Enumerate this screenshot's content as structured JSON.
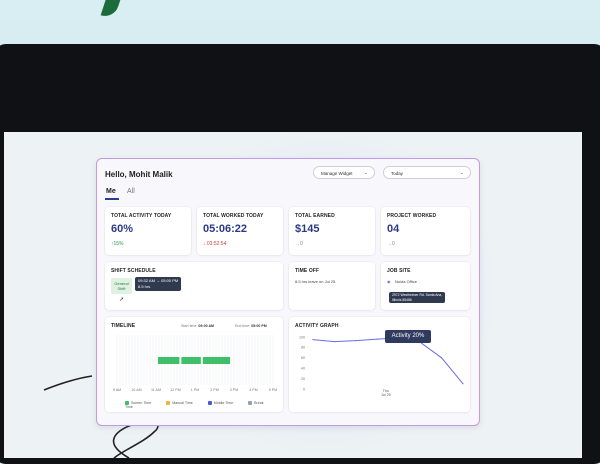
{
  "header": {
    "greeting": "Hello, Mohit Malik",
    "manage_widget": "Manage Widget",
    "period": "Today"
  },
  "tabs": [
    {
      "label": "Me",
      "active": true
    },
    {
      "label": "All",
      "active": false
    }
  ],
  "stats": [
    {
      "title": "TOTAL ACTIVITY TODAY",
      "value": "60%",
      "delta": "↑15%",
      "trend": "up"
    },
    {
      "title": "TOTAL WORKED TODAY",
      "value": "05:06:22",
      "delta": "↓ 03:52:54",
      "trend": "down"
    },
    {
      "title": "TOTAL EARNED",
      "value": "$145",
      "delta": "→0",
      "trend": "neutral"
    },
    {
      "title": "PROJECT WORKED",
      "value": "04",
      "delta": "→0",
      "trend": "neutral"
    }
  ],
  "shift": {
    "title": "SHIFT SCHEDULE",
    "badge_line1": "General",
    "badge_line2": "Shift",
    "tooltip_line1": "09:32 AM → 05:00 PM",
    "tooltip_line2": "8.5 hrs"
  },
  "time_off": {
    "title": "TIME OFF",
    "text": "8.5 hrs leave on Jul 25."
  },
  "job_site": {
    "title": "JOB SITE",
    "location": "Noida Office",
    "address_line1": "2972 Westheimer Rd. Santa Ana,",
    "address_line2": "Illinois 85486"
  },
  "timeline": {
    "title": "TIMELINE",
    "start_label": "Start time:",
    "start_value": "09:00 AM",
    "end_label": "End time:",
    "end_value": "05:00 PM",
    "ticks": [
      "9 AM",
      "10 AM",
      "11 AM",
      "12 PM",
      "1 PM",
      "2 PM",
      "3 PM",
      "4 PM",
      "5 PM"
    ],
    "legend": [
      "Screen Time",
      "Manual Time",
      "Mobile Time",
      "Break Time"
    ],
    "legend_colors": [
      "#3fbf6a",
      "#f2b33d",
      "#4a5bd4",
      "#8fa0b8"
    ]
  },
  "activity": {
    "title": "ACTIVITY GRAPH",
    "tooltip": "Activity 20%",
    "x_label_line1": "Thu",
    "x_label_line2": "Jul 25",
    "line_color": "#6a6ee0"
  },
  "chart_data": {
    "type": "line",
    "title": "ACTIVITY GRAPH",
    "x": [
      "",
      "",
      "",
      "",
      "Thu Jul 25",
      "",
      "",
      ""
    ],
    "series": [
      {
        "values": [
          95,
          91,
          93,
          96,
          98,
          90,
          60,
          10
        ]
      }
    ],
    "yticks": [
      "100",
      "80",
      "60",
      "40",
      "20",
      "0"
    ],
    "ylim": [
      0,
      100
    ],
    "grid": false,
    "annotation": "Activity 20%"
  }
}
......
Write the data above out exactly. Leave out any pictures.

Enumerate this screenshot's content as structured JSON.
{
  "header": {
    "greeting": "Hello, Mohit Malik",
    "manage_widget": "Manage Widget",
    "period": "Today"
  },
  "tabs": [
    {
      "label": "Me",
      "active": true
    },
    {
      "label": "All",
      "active": false
    }
  ],
  "stats": [
    {
      "title": "TOTAL ACTIVITY TODAY",
      "value": "60%",
      "delta": "↑15%",
      "trend": "up"
    },
    {
      "title": "TOTAL WORKED TODAY",
      "value": "05:06:22",
      "delta": "↓ 03:52:54",
      "trend": "down"
    },
    {
      "title": "TOTAL EARNED",
      "value": "$145",
      "delta": "→0",
      "trend": "neutral"
    },
    {
      "title": "PROJECT WORKED",
      "value": "04",
      "delta": "→0",
      "trend": "neutral"
    }
  ],
  "shift": {
    "title": "SHIFT SCHEDULE",
    "badge_line1": "General",
    "badge_line2": "Shift",
    "tooltip_line1": "09:32 AM → 05:00 PM",
    "tooltip_line2": "8.5 hrs"
  },
  "time_off": {
    "title": "TIME OFF",
    "text": "8.5 hrs leave on Jul 25."
  },
  "job_site": {
    "title": "JOB SITE",
    "location": "Noida Office",
    "address_line1": "2972 Westheimer Rd. Santa Ana,",
    "address_line2": "Illinois 85486"
  },
  "timeline": {
    "title": "TIMELINE",
    "start_label": "Start time:",
    "start_value": "09:00 AM",
    "end_label": "End time:",
    "end_value": "05:00 PM",
    "ticks": [
      "9 AM",
      "10 AM",
      "11 AM",
      "12 PM",
      "1 PM",
      "2 PM",
      "3 PM",
      "4 PM",
      "5 PM"
    ],
    "legend": [
      "Screen Time",
      "Manual Time",
      "Mobile Time",
      "Break Time"
    ],
    "legend_colors": [
      "#3fbf6a",
      "#f2b33d",
      "#4a5bd4",
      "#8fa0b8"
    ]
  },
  "activity": {
    "title": "ACTIVITY GRAPH",
    "tooltip": "Activity 20%",
    "x_label_line1": "Thu",
    "x_label_line2": "Jul 25",
    "line_color": "#6a6ee0"
  },
  "chart_data": {
    "type": "line",
    "title": "ACTIVITY GRAPH",
    "x": [
      "",
      "",
      "",
      "",
      "Thu Jul 25",
      "",
      "",
      ""
    ],
    "series": [
      {
        "values": [
          95,
          91,
          93,
          96,
          98,
          90,
          60,
          10
        ]
      }
    ],
    "yticks": [
      "100",
      "80",
      "60",
      "40",
      "20",
      "0"
    ],
    "ylim": [
      0,
      100
    ],
    "grid": false,
    "annotation": "Activity 20%"
  }
}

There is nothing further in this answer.